So, I guess that there is one time a year when I would feel bad if the outdoor markets were closed.
These markets even now do serve a purpose. You see, while in the west the prices at an outdoor market are typically higher than those at a supermarket, here in Russia this is not the case. So, for some people on a fixed budget such as pensioners, the outdoor markets help them buy the food they need within their budget.
Some of the more unusual sights that you’ll meet, perhaps not at the outdoor market itself, but in the vicinity anyhow, are these small Russian cars filled to overflowing with some kind of produce, including strapped to the roof of the car and perhaps also hauling a small utility trailer full. Another sight that you may meet in the meat section is the fact that they do all of their cutting of meat with a hatchet. Granted it’s a sharp hatchet. I’ve never yet seen any kind of band saw being used to cut meat, or for that matter, even a bone saw.
Well, that’s about where I’ll end my shopping episode today and next time I’ll fast forward to the present time. But please, don’t leave yet, I have a rather important announcement to make.
Today is the 25th of February 2013 and I’d like to announce that I’ll be launching the Mark in Russia Radio network sometime in the next two weeks. I’ve been increasing and improving my broadcast equipment and am only waiting for one last piece due here on the 7th of March in order to start. I’ve been working on this and running tests for about a month now, and I’d now like to talk about this for a few minutes before I end today’s broadcast.

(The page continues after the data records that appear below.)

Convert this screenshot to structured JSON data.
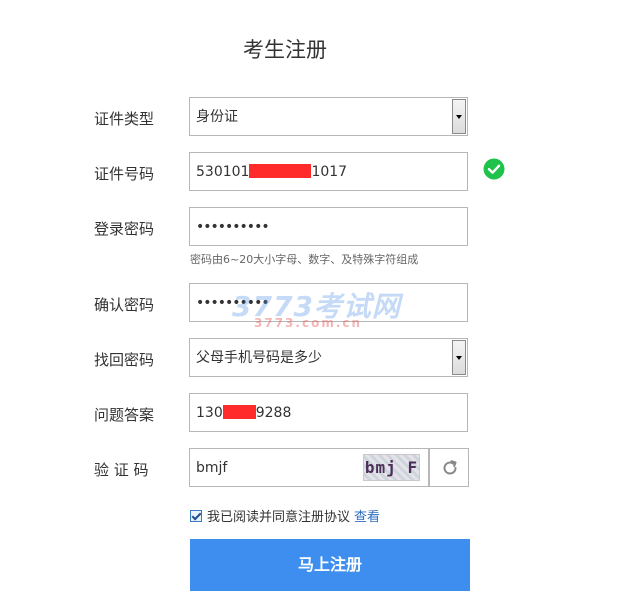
{
  "title": "考生注册",
  "form": {
    "id_type": {
      "label": "证件类型",
      "value": "身份证"
    },
    "id_number": {
      "label": "证件号码",
      "prefix": "530101",
      "suffix": "1017"
    },
    "password": {
      "label": "登录密码",
      "value": "••••••••••",
      "hint": "密码由6~20大小字母、数字、及特殊字符组成"
    },
    "confirm_password": {
      "label": "确认密码",
      "value": "••••••••••"
    },
    "recovery_question": {
      "label": "找回密码",
      "value": "父母手机号码是多少"
    },
    "answer": {
      "label": "问题答案",
      "prefix": "130",
      "suffix": "9288"
    },
    "captcha": {
      "label": "验 证 码",
      "value": "bmjf",
      "image_text": "bmj F"
    }
  },
  "agreement": {
    "text": "我已阅读并同意注册协议",
    "link": "查看",
    "checked": true
  },
  "submit_label": "马上注册",
  "watermark": {
    "main": "3773考试网",
    "sub": "3773.com.cn"
  },
  "colors": {
    "accent": "#3e8ef0",
    "valid": "#1fc24a",
    "redaction": "#ff2b2b",
    "link": "#2e6ec2"
  },
  "icons": {
    "valid": "check-circle-icon",
    "refresh": "refresh-icon",
    "dropdown": "chevron-down-icon"
  }
}
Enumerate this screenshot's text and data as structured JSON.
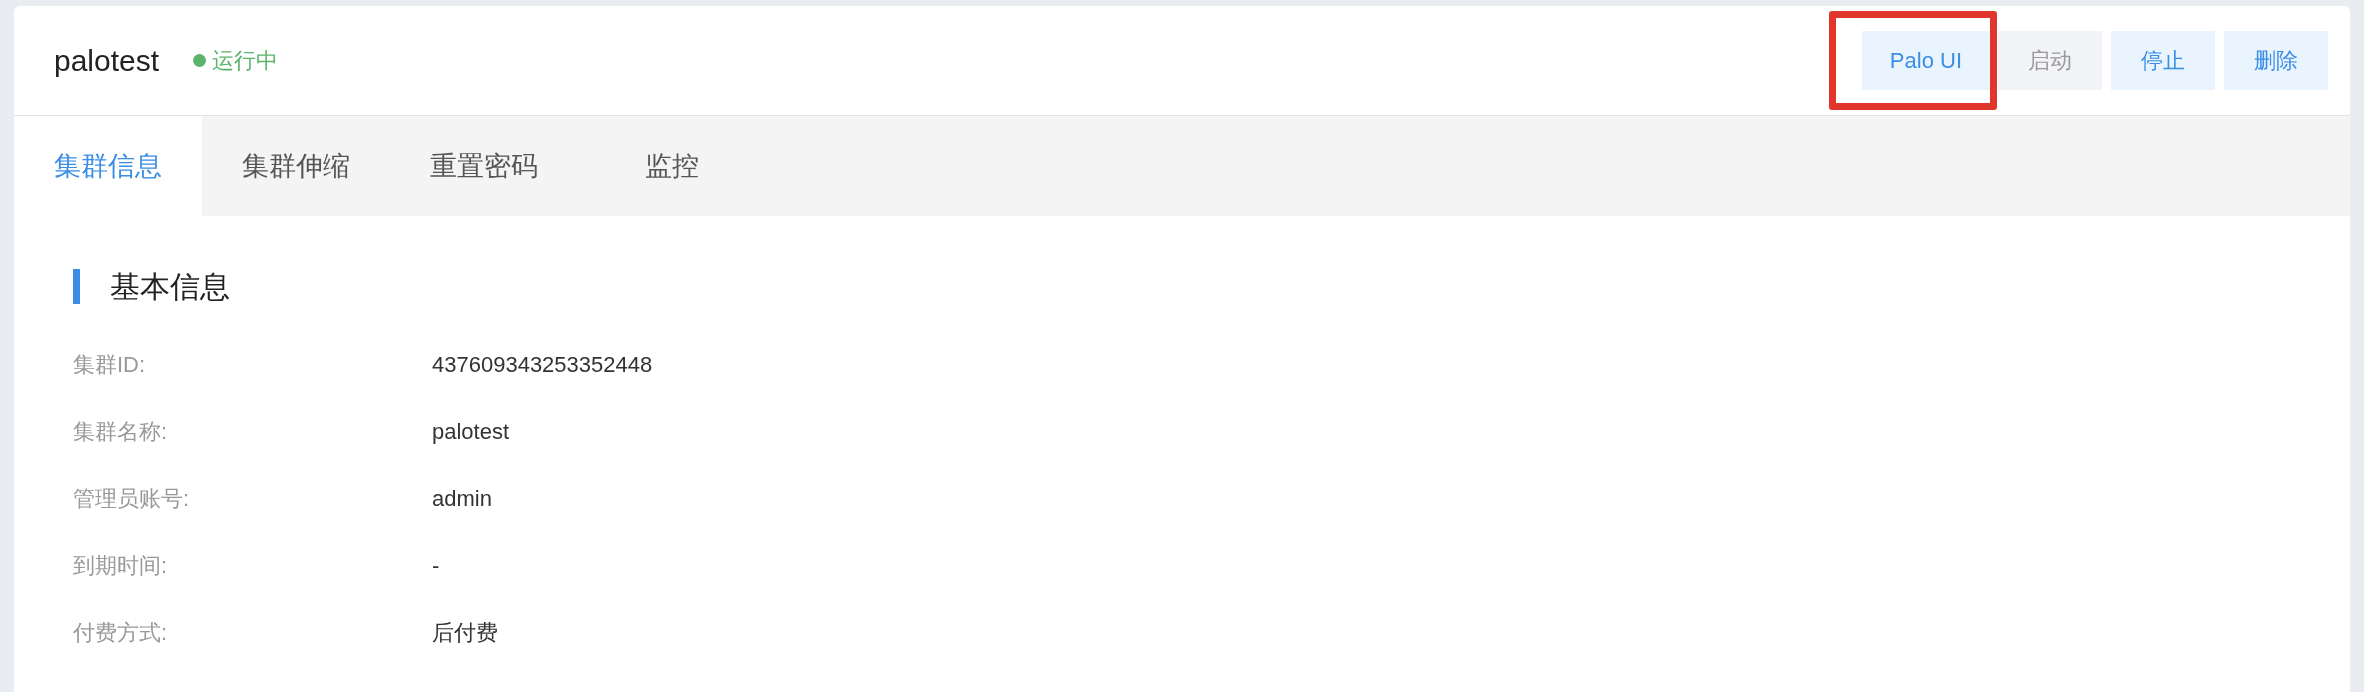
{
  "header": {
    "title": "palotest",
    "status": {
      "label": "运行中",
      "color": "#5cb46c"
    }
  },
  "actions": [
    {
      "label": "Palo UI",
      "disabled": false,
      "highlighted": true
    },
    {
      "label": "启动",
      "disabled": true,
      "highlighted": false
    },
    {
      "label": "停止",
      "disabled": false,
      "highlighted": false
    },
    {
      "label": "删除",
      "disabled": false,
      "highlighted": false
    }
  ],
  "tabs": [
    {
      "label": "集群信息",
      "selected": true
    },
    {
      "label": "集群伸缩",
      "selected": false
    },
    {
      "label": "重置密码",
      "selected": false
    },
    {
      "label": "监控",
      "selected": false
    }
  ],
  "section": {
    "title": "基本信息",
    "fields": [
      {
        "label": "集群ID:",
        "value": "437609343253352448"
      },
      {
        "label": "集群名称:",
        "value": "palotest"
      },
      {
        "label": "管理员账号:",
        "value": "admin"
      },
      {
        "label": "到期时间:",
        "value": "-"
      },
      {
        "label": "付费方式:",
        "value": "后付费"
      }
    ]
  }
}
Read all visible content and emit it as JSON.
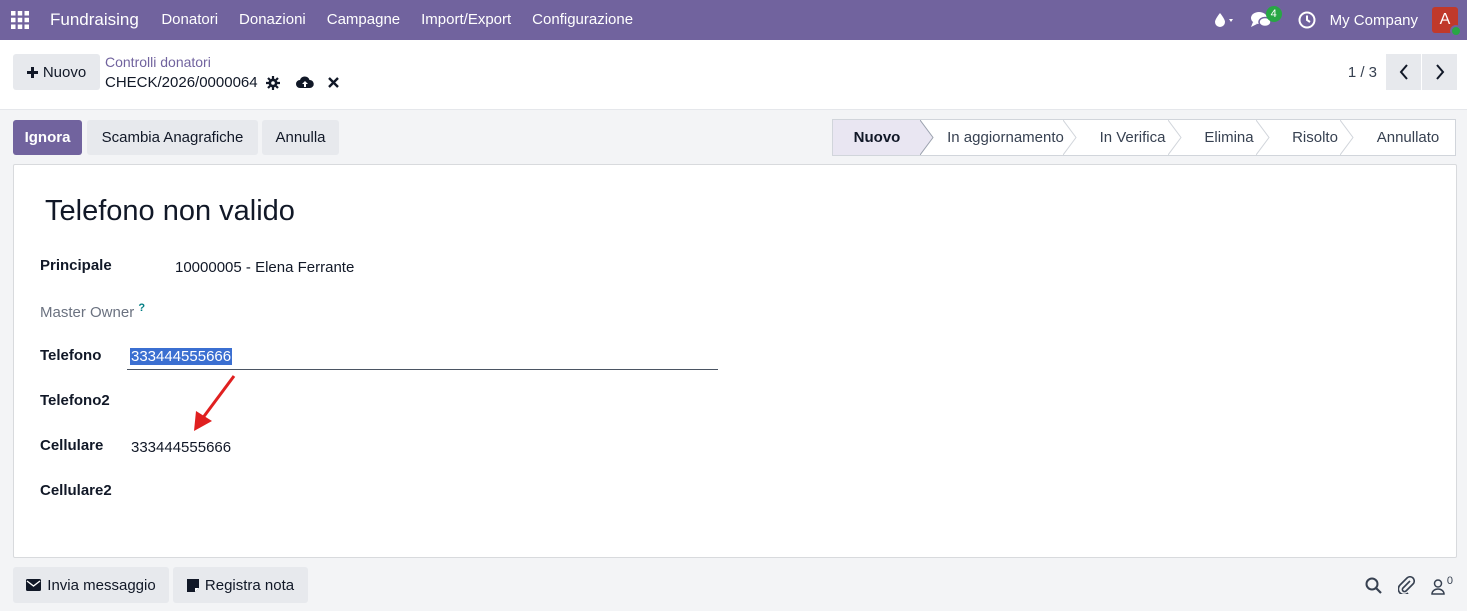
{
  "topnav": {
    "brand": "Fundraising",
    "menu": [
      "Donatori",
      "Donazioni",
      "Campagne",
      "Import/Export",
      "Configurazione"
    ],
    "messages_count": "4",
    "company": "My Company",
    "avatar_letter": "A",
    "icons": [
      "apps-grid-icon",
      "water-drop-icon",
      "chat-icon",
      "clock-icon"
    ]
  },
  "control": {
    "new_label": "Nuovo",
    "breadcrumb": "Controlli donatori",
    "record_name": "CHECK/2026/0000064",
    "pager": "1 / 3"
  },
  "actions": {
    "ignore": "Ignora",
    "swap": "Scambia Anagrafiche",
    "cancel": "Annulla"
  },
  "statusbar": {
    "stages": [
      "Nuovo",
      "In aggiornamento",
      "In Verifica",
      "Elimina",
      "Risolto",
      "Annullato"
    ],
    "active": "Nuovo"
  },
  "form": {
    "title": "Telefono non valido",
    "principale_label": "Principale",
    "principale_value": "10000005 - Elena Ferrante",
    "master_owner_label": "Master Owner",
    "master_owner_help": "?",
    "telefono_label": "Telefono",
    "telefono_value": "333444555666",
    "telefono2_label": "Telefono2",
    "cellulare_label": "Cellulare",
    "cellulare_value": "333444555666",
    "cellulare2_label": "Cellulare2"
  },
  "chatter": {
    "send_message": "Invia messaggio",
    "log_note": "Registra nota",
    "followers_count": "0"
  },
  "colors": {
    "brand": "#71639e",
    "annotation_arrow": "#e02020"
  }
}
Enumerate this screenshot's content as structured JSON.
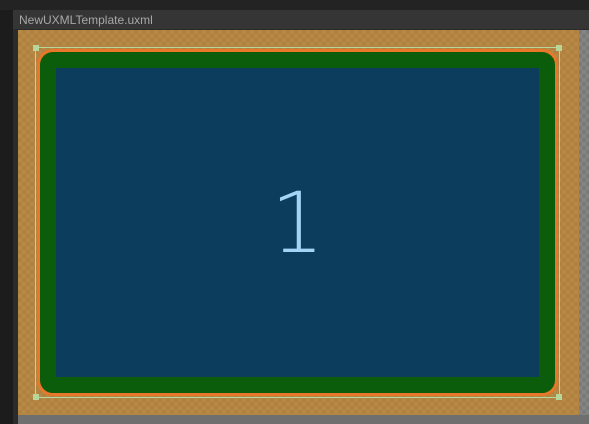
{
  "window": {
    "title": "NewUXMLTemplate.uxml"
  },
  "canvas": {
    "element_text": "1"
  },
  "colors": {
    "margin": "#c48c3c",
    "border": "#e8772a",
    "padding": "#0b5c0b",
    "content": "#0c3d5c",
    "text": "#a3d3f5",
    "selection": "#b7d69a"
  }
}
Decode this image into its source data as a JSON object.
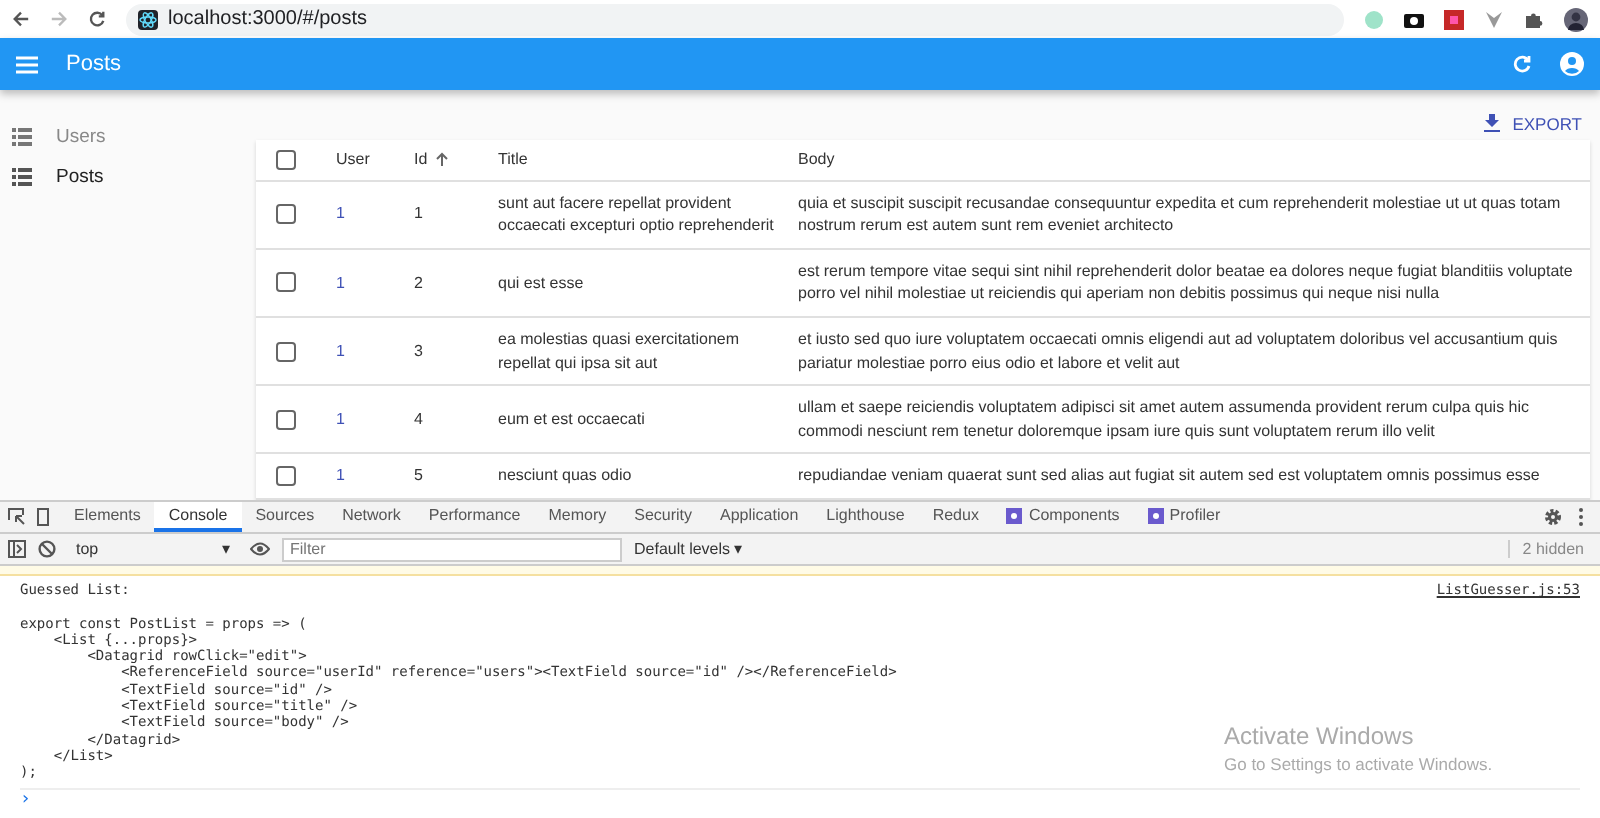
{
  "browser": {
    "url": "localhost:3000/#/posts"
  },
  "app_bar": {
    "title": "Posts"
  },
  "sidebar": {
    "items": [
      {
        "label": "Users",
        "selected": false
      },
      {
        "label": "Posts",
        "selected": true
      }
    ]
  },
  "export_button": "EXPORT",
  "table": {
    "select_all_checked": false,
    "columns": [
      {
        "label": "User",
        "sorted": false
      },
      {
        "label": "Id",
        "sorted": true
      },
      {
        "label": "Title",
        "sorted": false
      },
      {
        "label": "Body",
        "sorted": false
      }
    ],
    "rows": [
      {
        "checked": false,
        "user": "1",
        "id": "1",
        "title": "sunt aut facere repellat provident occaecati excepturi optio reprehenderit",
        "body": "quia et suscipit suscipit recusandae consequuntur expedita et cum reprehenderit molestiae ut ut quas totam nostrum rerum est autem sunt rem eveniet architecto"
      },
      {
        "checked": false,
        "user": "1",
        "id": "2",
        "title": "qui est esse",
        "body": "est rerum tempore vitae sequi sint nihil reprehenderit dolor beatae ea dolores neque fugiat blanditiis voluptate porro vel nihil molestiae ut reiciendis qui aperiam non debitis possimus qui neque nisi nulla"
      },
      {
        "checked": false,
        "user": "1",
        "id": "3",
        "title": "ea molestias quasi exercitationem repellat qui ipsa sit aut",
        "body": "et iusto sed quo iure voluptatem occaecati omnis eligendi aut ad voluptatem doloribus vel accusantium quis pariatur molestiae porro eius odio et labore et velit aut"
      },
      {
        "checked": false,
        "user": "1",
        "id": "4",
        "title": "eum et est occaecati",
        "body": "ullam et saepe reiciendis voluptatem adipisci sit amet autem assumenda provident rerum culpa quis hic commodi nesciunt rem tenetur doloremque ipsam iure quis sunt voluptatem rerum illo velit"
      },
      {
        "checked": false,
        "user": "1",
        "id": "5",
        "title": "nesciunt quas odio",
        "body": "repudiandae veniam quaerat sunt sed alias aut fugiat sit autem sed est voluptatem omnis possimus esse"
      }
    ]
  },
  "devtools": {
    "tabs": [
      {
        "label": "Elements",
        "selected": false,
        "kind": "plain"
      },
      {
        "label": "Console",
        "selected": true,
        "kind": "plain"
      },
      {
        "label": "Sources",
        "selected": false,
        "kind": "plain"
      },
      {
        "label": "Network",
        "selected": false,
        "kind": "plain"
      },
      {
        "label": "Performance",
        "selected": false,
        "kind": "plain"
      },
      {
        "label": "Memory",
        "selected": false,
        "kind": "plain"
      },
      {
        "label": "Security",
        "selected": false,
        "kind": "plain"
      },
      {
        "label": "Application",
        "selected": false,
        "kind": "plain"
      },
      {
        "label": "Lighthouse",
        "selected": false,
        "kind": "plain"
      },
      {
        "label": "Redux",
        "selected": false,
        "kind": "plain"
      },
      {
        "label": "Components",
        "selected": false,
        "kind": "react"
      },
      {
        "label": "Profiler",
        "selected": false,
        "kind": "react"
      }
    ],
    "context": "top",
    "context_caret": "▾",
    "prompt": "›",
    "filter_placeholder": "Filter",
    "levels": "Default levels ▾",
    "hidden_count": "2 hidden",
    "console": {
      "heading": "Guessed List:",
      "source_link": "ListGuesser.js:53",
      "code": [
        "export const PostList = props => (",
        "    <List {...props}>",
        "        <Datagrid rowClick=\"edit\">",
        "            <ReferenceField source=\"userId\" reference=\"users\"><TextField source=\"id\" /></ReferenceField>",
        "            <TextField source=\"id\" />",
        "            <TextField source=\"title\" />",
        "            <TextField source=\"body\" />",
        "        </Datagrid>",
        "    </List>",
        ");"
      ]
    }
  },
  "os_notice": {
    "title": "Activate Windows",
    "subtitle": "Go to Settings to activate Windows."
  }
}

The Mark in Russia radio network is an experiment to introduce a number of new programs, geared towards English language Russian talk radio. Perhaps this will be interesting to listeners and perhaps not, but there is no way of telling this without trying. The network will start with a number of new programs each week with different hosts. This will not be a talking head format and I hope to offer some interesting programs. Already I have a co-host from the Silver Rain radio network who I’ll be working with on our new program, “Point/Counterpoint”. This program will start with one hour each week and will deal with a different issue each week which is very pertinent to Russians in the 18 to 30 year old range. My co-host and I will take opposite sides in the discussion and let the sparks fly. We will also be polling our listeners for those topics most important to them.
We also have two new tech shows we’ll be introducing. One will be concentrated partly on uses and projects that can be accomplished with the new “Rasperry Pi”, and for those of you who are unfamiliar with this, it is a new credit card sized computer recently introduced, which is very inexpensive, so much so that we’ll experiment with it and let you get some ideas also. My host will be Alexei for this program and either I’ll be his co-host, or preferably someone more tech knowledgeable.
This is just a small sampling of our new offerings, additionally, we’ll also host two very classic radio dramas from the golden age of radio in America. At this time one is “Dragnet” and the other, “Gunsmoke”. Two great old time radio programs.
Our plans are to start out small and build up as we get more people interested in working on this project. If you speak English and feel that you can help out, then please contact me at firstname.lastname@example.org
If you’ll go to the www.markinrussia.com website now, or if you are already there listening to this podcast, please go to the rightside sidebar on the website and sign up for my newsletter, or follow me on Twitter (@markinrussia). This way you’ll know when we are planning on a live broadcast and you can join us. You’ll always be up on the most recent news and never miss anything. Don’t worry; I never spam.
Well, thanks for hearing me out till the end. Come back next week for my next broadcast, but until that time, GoodBye!!!!